Naches of a Different Sort: Raising an Autistic Child

The ways we are

Harriet Goldhor Lerner’s story (Spring 1989) about her achievements and those of her sister made me think of the Yiddish expression naches fun kinder (pleasure from children’s accomplishments). Of all the Yiddish expressions which my parents uttered, this one took precedence. Like a magical incantation, these words accompanied every report card, every word of praise from a teacher, every certificate, every diploma. Long before the age of pop psychology, I grasped intuitively that my parents were looking to my sister and me to compensate them for their immigrants’ lives of privation and anxiety.

I never chafed under this expectation to bring home naches, to let my parents warm themselves in the reflected glow of my accomplishments. Bringing home naches was simply my job.

Such understandings die hard, if they ever die at all. When I was pregnant with my daughter, I, too, dreamed dreams of all my child would be to me. More sophisticated than my own mother in the damage done by vicarious living and hidden messages, I chided myself guiltily for such atavistic notions.
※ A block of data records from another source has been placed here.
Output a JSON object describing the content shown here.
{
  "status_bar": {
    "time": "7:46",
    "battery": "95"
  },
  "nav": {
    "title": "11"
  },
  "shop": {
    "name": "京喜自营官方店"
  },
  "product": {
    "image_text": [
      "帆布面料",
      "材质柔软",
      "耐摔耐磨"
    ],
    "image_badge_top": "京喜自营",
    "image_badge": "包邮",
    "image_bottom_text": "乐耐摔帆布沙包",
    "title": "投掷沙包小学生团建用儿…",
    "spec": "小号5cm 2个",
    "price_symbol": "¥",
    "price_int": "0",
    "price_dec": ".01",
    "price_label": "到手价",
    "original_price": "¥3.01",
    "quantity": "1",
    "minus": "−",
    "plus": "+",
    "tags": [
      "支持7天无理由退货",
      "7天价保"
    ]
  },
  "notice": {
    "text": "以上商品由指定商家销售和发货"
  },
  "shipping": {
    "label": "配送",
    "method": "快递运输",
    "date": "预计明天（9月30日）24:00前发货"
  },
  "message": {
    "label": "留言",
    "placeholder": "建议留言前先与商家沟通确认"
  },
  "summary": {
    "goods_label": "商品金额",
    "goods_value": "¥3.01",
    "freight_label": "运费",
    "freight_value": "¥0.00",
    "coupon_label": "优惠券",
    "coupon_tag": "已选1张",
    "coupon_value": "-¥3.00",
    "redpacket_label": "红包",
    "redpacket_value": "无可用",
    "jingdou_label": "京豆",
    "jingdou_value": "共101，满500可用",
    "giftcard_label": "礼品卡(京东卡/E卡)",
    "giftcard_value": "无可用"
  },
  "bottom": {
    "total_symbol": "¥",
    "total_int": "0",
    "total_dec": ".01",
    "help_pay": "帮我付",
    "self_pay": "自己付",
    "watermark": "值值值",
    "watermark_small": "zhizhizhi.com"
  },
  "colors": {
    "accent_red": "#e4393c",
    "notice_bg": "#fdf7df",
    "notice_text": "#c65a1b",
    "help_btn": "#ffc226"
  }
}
But, try as I might, “naches fun kinder” hovered over my baby’s cradle. All the aunts and uncles wished for me the blessing of naches, the centuries-old benediction. “May she be a source of joy; may she gladden your old age.”

My daughter was three years of age when she was diagnosed as autistic, and all talk of naches abruptly stopped. Indeed, all talk of my daughter changed from exclamations on her brown-eyed beauty to whispered exchanges among the relatives when they thought I could not hear. The word “autistic” — now in vogue with the popularity of the Dustin Hoffman film “Rainman” —was unheard of in my mother’s world. At a loss to explain how a beloved grandchild could be irreparably damaged, my mother took refuge and solace in a world of denial. Like many women of her background, she pooh-poohed the diagnosis of the doctors, and, at the same time, looked to the gods of science to one day — soon — cure my baby.

Ten years have passed, and no miracle of science has appeared. My daughter, at thirteen, is still a beauty. Rare is the picture which does her justice, for she does not flirt with the camera. When I ask her to smile, she points to her mouth, but, depending on her mood, the smile may or may not come.

For many years, while my daughter was growing up, I felt myself forever shut out from the naches my family had wished for me at her birth. The word carried with it the aura of education, prizes, trophies and material success. My child, at age thirteen, has no speech. She has a limited vocabulary of signs which she uses for communication. She cannot read, but she loves to look at magazines. She is locked away from me in her own world much of the time. My love is powerless to break down the wall which separates us.

And yet, in a way which my mother and my aunts perhaps can never grasp, my daughter has brought me naches beyond telling. It is she who has taught me a wisdom which all my university classes ignored. Walking with my daughter on a summer’s day beside the lake, I watch her stop to pick the dandelions in her path. She throws stones in the water and laughs out loud as they splash. She touches the down on a baby’s head and shrieks as it chortles. My daughter loves the smell of pizza and the touch of her stuffed animals. Her world is very much a world of the senses, one which we are educated to downgrade in deference to the world of the intellect. Her joy is in the moment, pure and unsullied.

My handicapped child has taught me that naches comes not solely from academic glory, but from every halting step on the road to independence. She may need me to finish tying her shoes, but the first step she can do herself, and it lifts my heart with pride. She can pour herself a glass of milk and peel her orange —tasks which, for her, require concentration and diligence.

My daughter is a joy to me. It is not the joy my mother envisaged. Nor is it the joy I envisaged when I was carrying her years ago in Winnipeg. She will never read these words of love. I hug her and tell her I love her, and I hope that somehow my love flows to her through my touch and the sound of my voice.

My daughter will never dedicate a book to me, nor will she thank me in a graduation ceremony. She will never tell me in words that she loves me. She dreams her own dream, as I dreamed a dream separate from that of my own mother.

My daughter does not need to lay trophies at my feet to make me proud. It is enough for me that she is.

Rachelle Namak is a single parent living in Calgary, Alberta. She teaches French and Yiddish at the Calgary Jewish Academy.